Islanders Making Tickets Affordable to Entice New Fans

Pittsburgh Penguins goalie Brent Johnson (1) poke checks the puck away from New York Islanders John Tavares (91) during the third period in the Pittsburgh Penguins 3-0 shutout victory against the New York Islanders at the Consol Energy Center in Pittsburgh, Pennsylvania.

The New York Islanders are doing something very few New York City area teams seem capable of: cutting their season ticket prices.

The goal of the price cut is to attract new season ticket holders and grow the Islanders’ season ticket base. Over 60% of current season ticket holders will pay less for their tickets and over 80% will now receive free parking.

The Islanders have the NHL’s worst attendance, averaging just 10,650 fans per game, a little less than 2/3 of Nassau Coliseum’s capacity.

The Islanders are struggling in a lot of ways. Struggling to win. Struggling to attract fans. Struggling to stay in Long Island. But the team keeps trying. Lowering season ticket prices is a great way to attract hockey fans who might have once been fans, but are now out of the hockey fold.
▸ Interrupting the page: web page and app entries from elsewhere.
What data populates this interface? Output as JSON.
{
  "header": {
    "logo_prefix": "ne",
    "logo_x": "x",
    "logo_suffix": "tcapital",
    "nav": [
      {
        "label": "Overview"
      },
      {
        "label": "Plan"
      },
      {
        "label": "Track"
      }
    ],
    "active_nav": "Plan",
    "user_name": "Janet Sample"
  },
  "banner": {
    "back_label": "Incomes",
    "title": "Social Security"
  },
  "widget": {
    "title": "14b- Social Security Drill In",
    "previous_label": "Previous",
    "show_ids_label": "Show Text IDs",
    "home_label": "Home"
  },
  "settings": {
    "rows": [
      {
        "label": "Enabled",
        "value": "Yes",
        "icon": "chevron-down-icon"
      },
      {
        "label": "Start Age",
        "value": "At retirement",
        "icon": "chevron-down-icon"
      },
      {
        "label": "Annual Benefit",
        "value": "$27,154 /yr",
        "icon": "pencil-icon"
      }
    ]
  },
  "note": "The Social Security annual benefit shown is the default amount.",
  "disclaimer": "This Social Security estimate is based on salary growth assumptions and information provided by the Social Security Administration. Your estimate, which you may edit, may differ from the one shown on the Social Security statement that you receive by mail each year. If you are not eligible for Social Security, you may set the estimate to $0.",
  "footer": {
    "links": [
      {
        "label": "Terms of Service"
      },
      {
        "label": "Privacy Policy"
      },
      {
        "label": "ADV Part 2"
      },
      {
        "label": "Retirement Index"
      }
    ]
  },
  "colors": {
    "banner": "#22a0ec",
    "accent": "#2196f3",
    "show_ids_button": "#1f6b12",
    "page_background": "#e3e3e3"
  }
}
It also looks especially attractive in light of the New York Rangers’ massive ticket hike for next season: Rangers season tickets will go up 23% next year to help defray the cost of Madison Square Garden rennovations.

The Islanders are probably hoping to grab Rangers fans who have been priced out of the Garden. And given that a fair number of Rangers fans live on Long Island, it’s a smart strategy. I imagine a fair number of fans might prefer cheaper tickets and a shorter commute to higher prices and a longer drive or train ride.

There is the whole, ‘I’m a Rangers fan, not an Islanders fan’ thing, as well as the Islanders/Rangers rivalry, but I suspect for a lot of people who love hockey, the teams aren’t as important as they once were. Players move constantly, so to a certain degree the concept of team is different than it was 20 years ago. And in a tough economy, a financial savings is worth more than team allegiance.

I’m still not sure about the long-term ability of the Islanders to survive on Long Island, but you have to be impressed by their willingness to get creative in an attempt to make themselves viable. Cutting ticket prices doesn’t seem horribly innovative or creative, but when you consider how few teams across sports are willing to make their games more affordable to fans, it looks like a brilliant move.

Hopefully, it’ll pay off for the team.